*Problem requirements:* Search the data for the word "your" and copy out every line that has it.

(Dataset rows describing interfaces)
Start of Block

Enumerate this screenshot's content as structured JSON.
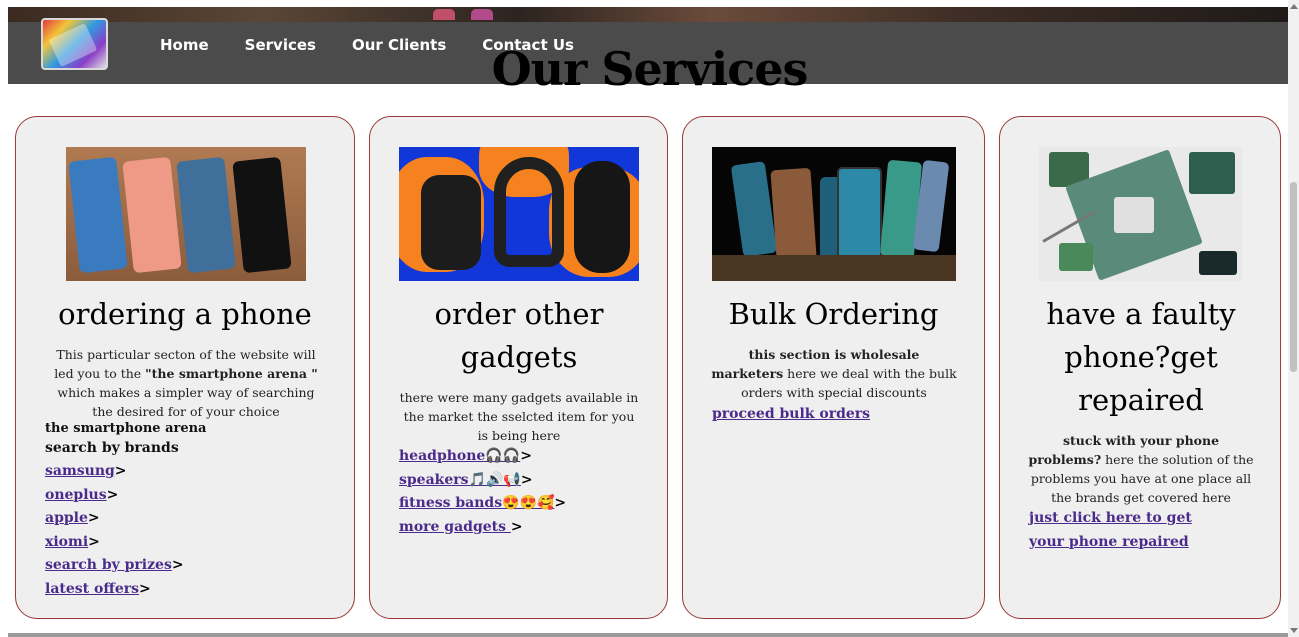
{
  "nav": {
    "items": [
      "Home",
      "Services",
      "Our Clients",
      "Contact Us"
    ]
  },
  "page_title": "Our Services",
  "cards": [
    {
      "title": "ordering a phone",
      "desc_pre": "This particular secton of the website will led you to the ",
      "desc_bold": "\"the smartphone arena \"",
      "desc_post": " which makes a simpler way of searching the desired for of your choice",
      "sub1": "the smartphone arena",
      "sub2": "search by brands",
      "links": [
        "samsung",
        "oneplus",
        "apple",
        "xiomi",
        "search by prizes",
        "latest offers"
      ]
    },
    {
      "title": "order other gadgets",
      "desc": "there were many gadgets available in the market the sselcted item for you is being here",
      "links": [
        "headphone🎧🎧",
        "speakers🎵🔊📢",
        "fitness bands😍😍🥰",
        "more gadgets "
      ]
    },
    {
      "title": "Bulk Ordering",
      "desc_bold": "this section is wholesale marketers",
      "desc_post": " here we deal with the bulk orders with special discounts",
      "link": "proceed bulk orders"
    },
    {
      "title": "have a faulty phone?get repaired",
      "desc_bold": "stuck with your phone problems?",
      "desc_post": " here the solution of the problems you have at one place all the brands get covered here",
      "link": "just click here to get your phone repaired"
    }
  ],
  "gt": ">",
  "colors": {
    "nav_bg": "#4b4b4b",
    "card_border": "#9b3a3a",
    "link": "#4a2a8a",
    "card_bg": "#efefef"
  }
}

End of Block

*Output of the exercise:*
      "desc_post": " which makes a simpler way of searching the desired for of your choice",
      "desc_bold": "stuck with your phone problems?",
      "link": "just click here to get your phone repaired"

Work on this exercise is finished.